# TASK MATERIAL:
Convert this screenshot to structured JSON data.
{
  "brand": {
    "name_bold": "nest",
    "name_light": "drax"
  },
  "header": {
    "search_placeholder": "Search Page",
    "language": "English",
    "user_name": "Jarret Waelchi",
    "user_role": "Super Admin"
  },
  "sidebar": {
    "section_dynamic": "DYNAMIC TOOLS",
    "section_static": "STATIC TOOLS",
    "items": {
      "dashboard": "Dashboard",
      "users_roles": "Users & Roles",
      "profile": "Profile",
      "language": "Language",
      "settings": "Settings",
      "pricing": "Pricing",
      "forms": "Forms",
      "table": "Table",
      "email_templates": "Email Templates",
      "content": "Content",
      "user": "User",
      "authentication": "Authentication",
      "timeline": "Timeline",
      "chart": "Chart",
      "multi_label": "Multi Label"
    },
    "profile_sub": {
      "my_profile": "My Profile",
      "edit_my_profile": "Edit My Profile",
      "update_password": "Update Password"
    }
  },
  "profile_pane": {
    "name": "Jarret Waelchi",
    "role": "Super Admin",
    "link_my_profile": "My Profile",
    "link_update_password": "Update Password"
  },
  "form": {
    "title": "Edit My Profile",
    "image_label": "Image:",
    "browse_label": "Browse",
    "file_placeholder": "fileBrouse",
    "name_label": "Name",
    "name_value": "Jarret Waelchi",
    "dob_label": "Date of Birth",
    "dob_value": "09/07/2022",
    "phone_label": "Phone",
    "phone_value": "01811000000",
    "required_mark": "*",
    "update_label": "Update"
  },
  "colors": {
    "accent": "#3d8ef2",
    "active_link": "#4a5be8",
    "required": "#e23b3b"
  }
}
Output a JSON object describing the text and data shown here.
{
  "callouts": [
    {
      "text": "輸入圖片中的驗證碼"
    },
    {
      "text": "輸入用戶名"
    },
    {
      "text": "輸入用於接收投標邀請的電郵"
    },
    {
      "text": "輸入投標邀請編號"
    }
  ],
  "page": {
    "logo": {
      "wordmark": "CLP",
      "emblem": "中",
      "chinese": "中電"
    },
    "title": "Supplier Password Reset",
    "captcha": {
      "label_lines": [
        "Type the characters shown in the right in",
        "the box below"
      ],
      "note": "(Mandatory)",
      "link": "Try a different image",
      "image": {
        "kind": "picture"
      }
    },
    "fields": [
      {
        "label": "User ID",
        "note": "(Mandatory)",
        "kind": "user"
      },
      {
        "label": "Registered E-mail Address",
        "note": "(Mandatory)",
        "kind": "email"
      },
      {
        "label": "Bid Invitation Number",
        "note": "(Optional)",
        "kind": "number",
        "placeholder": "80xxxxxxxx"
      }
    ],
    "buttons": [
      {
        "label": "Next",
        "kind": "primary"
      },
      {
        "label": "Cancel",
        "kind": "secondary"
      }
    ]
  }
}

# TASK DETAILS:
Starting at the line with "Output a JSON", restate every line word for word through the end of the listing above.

# RESULT FOR THIS TASK:
Output a JSON object describing the text and data shown here.
{
  "callouts": [
    {
      "text": "輸入圖片中的驗證碼"
    },
    {
      "text": "輸入用戶名"
    },
    {
      "text": "輸入用於接收投標邀請的電郵"
    },
    {
      "text": "輸入投標邀請編號"
    }
  ],
  "page": {
    "logo": {
      "wordmark": "CLP",
      "emblem": "中",
      "chinese": "中電"
    },
    "title": "Supplier Password Reset",
    "captcha": {
      "label_lines": [
        "Type the characters shown in the right in",
        "the box below"
      ],
      "note": "(Mandatory)",
      "link": "Try a different image",
      "image": {
        "kind": "picture"
      }
    },
    "fields": [
      {
        "label": "User ID",
        "note": "(Mandatory)",
        "kind": "user"
      },
      {
        "label": "Registered E-mail Address",
        "note": "(Mandatory)",
        "kind": "email"
      },
      {
        "label": "Bid Invitation Number",
        "note": "(Optional)",
        "kind": "number",
        "placeholder": "80xxxxxxxx"
      }
    ],
    "buttons": [
      {
        "label": "Next",
        "kind": "primary"
      },
      {
        "label": "Cancel",
        "kind": "secondary"
      }
    ]
  }
}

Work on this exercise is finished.